Residents were able to interact with dozens of local farmers on hand promoting their farms and CSA programs. A CSA, otherwise known as community supported agriculture, has become a popular way for the community to purchase local, seasonal food directly from an area farmer.
Kimberly and I attended the event with hopes of signing up for our very first CSA. Boy were we surprised at the number of great local farmers and the services they provide.
Before we made our decision on what farm we would choose, we were able to sit in on three educational workshops. The first was on how to choose a CSA and what to expect, presented by Jamie Ferschinger, community program coordinator with the Urban Ecology Center. Next, Chef Annie Wegner LeFort led a discussion on how to get the most from a CSA purchase with some helpful tips on planning menus, cooking and preserving fruits and vegetables. Lastly, Lynn Markham from the UW System, led a discussion on how pesticides and food choice affect our health and water quality.
Armed with some great information, Kimberly and I navigated our way through the three levels of farmers’ booths. What better way to know where our food comes from than the farm owners themselves. Each gave us a run-down on their farm’s philosophy, how they care for their land, and how they operate their CSA.
Common questions we learned one should ask when searching for the CSA that is right for them are:
- What do you sell?
- What are your growing and production practices?
- How do I order and buy from you?
- Where and when are your pick-up sites?
- What is the length of the season?
- Can you describe the cost and size of your shares?
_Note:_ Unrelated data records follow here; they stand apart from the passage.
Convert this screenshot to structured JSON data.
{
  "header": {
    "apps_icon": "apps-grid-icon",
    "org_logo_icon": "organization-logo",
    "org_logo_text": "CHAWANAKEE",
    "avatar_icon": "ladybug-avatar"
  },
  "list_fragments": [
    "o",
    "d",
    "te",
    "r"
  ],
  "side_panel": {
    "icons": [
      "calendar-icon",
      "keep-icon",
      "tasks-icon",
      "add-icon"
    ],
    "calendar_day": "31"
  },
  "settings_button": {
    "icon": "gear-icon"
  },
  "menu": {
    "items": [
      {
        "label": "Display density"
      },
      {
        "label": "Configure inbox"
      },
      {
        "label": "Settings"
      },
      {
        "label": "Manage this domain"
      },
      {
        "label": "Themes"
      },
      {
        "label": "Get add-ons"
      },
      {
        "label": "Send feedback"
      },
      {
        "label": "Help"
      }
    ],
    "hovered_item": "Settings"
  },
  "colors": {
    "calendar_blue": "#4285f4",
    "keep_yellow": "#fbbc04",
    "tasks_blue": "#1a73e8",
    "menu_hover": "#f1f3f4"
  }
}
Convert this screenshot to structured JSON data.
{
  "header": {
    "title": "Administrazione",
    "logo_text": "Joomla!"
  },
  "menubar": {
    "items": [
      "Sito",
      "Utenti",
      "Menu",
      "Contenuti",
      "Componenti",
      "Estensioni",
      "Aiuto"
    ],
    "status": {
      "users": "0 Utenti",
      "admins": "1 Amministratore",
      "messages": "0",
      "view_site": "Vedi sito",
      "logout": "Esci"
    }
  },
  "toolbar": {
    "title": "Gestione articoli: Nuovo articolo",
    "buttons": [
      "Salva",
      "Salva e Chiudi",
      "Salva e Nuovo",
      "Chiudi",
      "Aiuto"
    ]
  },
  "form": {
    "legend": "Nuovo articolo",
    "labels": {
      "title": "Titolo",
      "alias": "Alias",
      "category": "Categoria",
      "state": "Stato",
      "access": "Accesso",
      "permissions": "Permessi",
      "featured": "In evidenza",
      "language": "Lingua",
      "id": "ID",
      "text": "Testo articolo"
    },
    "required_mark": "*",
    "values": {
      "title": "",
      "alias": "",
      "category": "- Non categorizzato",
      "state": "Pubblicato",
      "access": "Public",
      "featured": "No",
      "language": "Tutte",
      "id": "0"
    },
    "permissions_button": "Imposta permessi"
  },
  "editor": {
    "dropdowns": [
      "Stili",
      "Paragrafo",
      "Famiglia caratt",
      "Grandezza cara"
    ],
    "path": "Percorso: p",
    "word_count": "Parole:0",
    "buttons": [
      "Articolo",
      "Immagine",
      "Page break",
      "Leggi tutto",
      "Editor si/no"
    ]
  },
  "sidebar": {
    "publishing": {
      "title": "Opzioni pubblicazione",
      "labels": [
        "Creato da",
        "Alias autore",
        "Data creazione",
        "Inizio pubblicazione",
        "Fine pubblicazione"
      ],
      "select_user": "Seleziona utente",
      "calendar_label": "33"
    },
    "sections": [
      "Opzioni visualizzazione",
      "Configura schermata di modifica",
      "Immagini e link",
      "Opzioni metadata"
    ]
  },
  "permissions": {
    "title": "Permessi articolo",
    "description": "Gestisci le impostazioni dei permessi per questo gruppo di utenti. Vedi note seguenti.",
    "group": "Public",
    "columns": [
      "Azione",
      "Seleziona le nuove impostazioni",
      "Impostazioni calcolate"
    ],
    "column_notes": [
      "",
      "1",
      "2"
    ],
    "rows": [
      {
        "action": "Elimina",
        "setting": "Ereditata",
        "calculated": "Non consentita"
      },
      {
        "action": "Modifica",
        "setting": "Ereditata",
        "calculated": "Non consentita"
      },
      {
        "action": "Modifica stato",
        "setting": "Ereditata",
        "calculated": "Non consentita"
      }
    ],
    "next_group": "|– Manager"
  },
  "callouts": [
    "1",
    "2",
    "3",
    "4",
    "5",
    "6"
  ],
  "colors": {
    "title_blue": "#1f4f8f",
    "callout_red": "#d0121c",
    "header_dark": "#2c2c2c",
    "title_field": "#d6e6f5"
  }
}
It is important to pick a farm that has an ideal drop-off location and time that fits into your schedule. While some farms do offer home delivery, most have drop-off sites where participants can pick up their box on a weekly or bi-weekly basis. Pick a CSA that fits the style of food you cook with or eat. Otherwise, you might have a box full of produce that goes to waste. Growing season and the length of the CSA is also important to consider. With pesticide use being a big decider for us, we sought answers on how the farmers fertilize their crops. Some do in fact spray, but have adopted techniques allowed by certified organic farming practices.While purchasing produce through a CSA can be a financial commitment that some may find difficult to make, many farms offer payment plans split throughout the growing season and accept food stamps and worker shares. Along with your box of produce, many farms provide newsletters that include recipes and tips on how to cook from what’s in your box, as well as the farm’s weekly happenings.
An up close and personal introduction with the farmers that are growing your food is an experience in which everyone should partake. Know your farmer, know your food.